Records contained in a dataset
=== Begin Enclosure ===
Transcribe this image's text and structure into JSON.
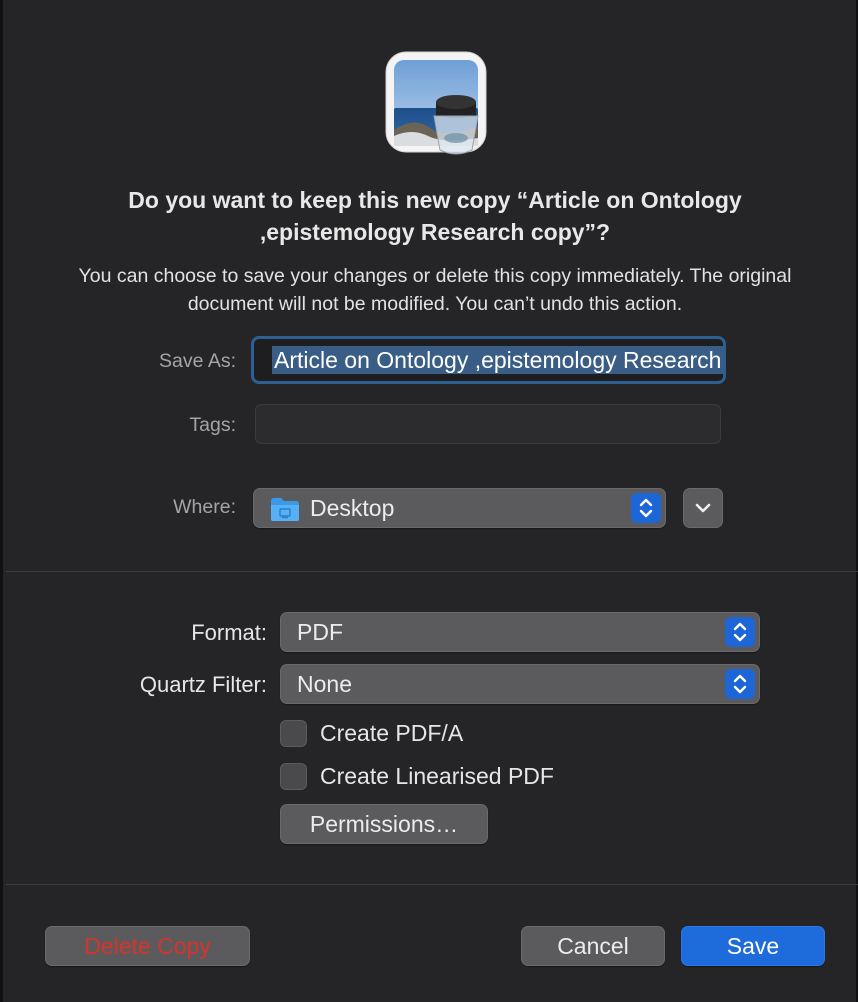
{
  "dialog": {
    "title": "Do you want to keep this new copy “Article on Ontology ,epistemology  Research  copy”?",
    "subtitle": "You can choose to save your changes or delete this copy immediately. The original document will not be modified. You can’t undo this action."
  },
  "save_as": {
    "label": "Save As:",
    "value": "Article on Ontology ,epistemology  Research  copy"
  },
  "tags": {
    "label": "Tags:",
    "value": ""
  },
  "where": {
    "label": "Where:",
    "value": "Desktop",
    "icon": "folder-icon"
  },
  "format": {
    "label": "Format:",
    "value": "PDF"
  },
  "quartz_filter": {
    "label": "Quartz Filter:",
    "value": "None"
  },
  "options": {
    "create_pdfa": {
      "label": "Create PDF/A",
      "checked": false
    },
    "create_linearised": {
      "label": "Create Linearised PDF",
      "checked": false
    }
  },
  "buttons": {
    "permissions": "Permissions…",
    "delete_copy": "Delete Copy",
    "cancel": "Cancel",
    "save": "Save"
  },
  "colors": {
    "accent": "#1e6bdc",
    "destructive": "#d5342b",
    "background": "#252527"
  }
}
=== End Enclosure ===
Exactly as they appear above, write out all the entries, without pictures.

Transcribe this image's text and structure into JSON.
{
  "dialog": {
    "title": "Do you want to keep this new copy “Article on Ontology ,epistemology  Research  copy”?",
    "subtitle": "You can choose to save your changes or delete this copy immediately. The original document will not be modified. You can’t undo this action."
  },
  "save_as": {
    "label": "Save As:",
    "value": "Article on Ontology ,epistemology  Research  copy"
  },
  "tags": {
    "label": "Tags:",
    "value": ""
  },
  "where": {
    "label": "Where:",
    "value": "Desktop",
    "icon": "folder-icon"
  },
  "format": {
    "label": "Format:",
    "value": "PDF"
  },
  "quartz_filter": {
    "label": "Quartz Filter:",
    "value": "None"
  },
  "options": {
    "create_pdfa": {
      "label": "Create PDF/A",
      "checked": false
    },
    "create_linearised": {
      "label": "Create Linearised PDF",
      "checked": false
    }
  },
  "buttons": {
    "permissions": "Permissions…",
    "delete_copy": "Delete Copy",
    "cancel": "Cancel",
    "save": "Save"
  },
  "colors": {
    "accent": "#1e6bdc",
    "destructive": "#d5342b",
    "background": "#252527"
  }
}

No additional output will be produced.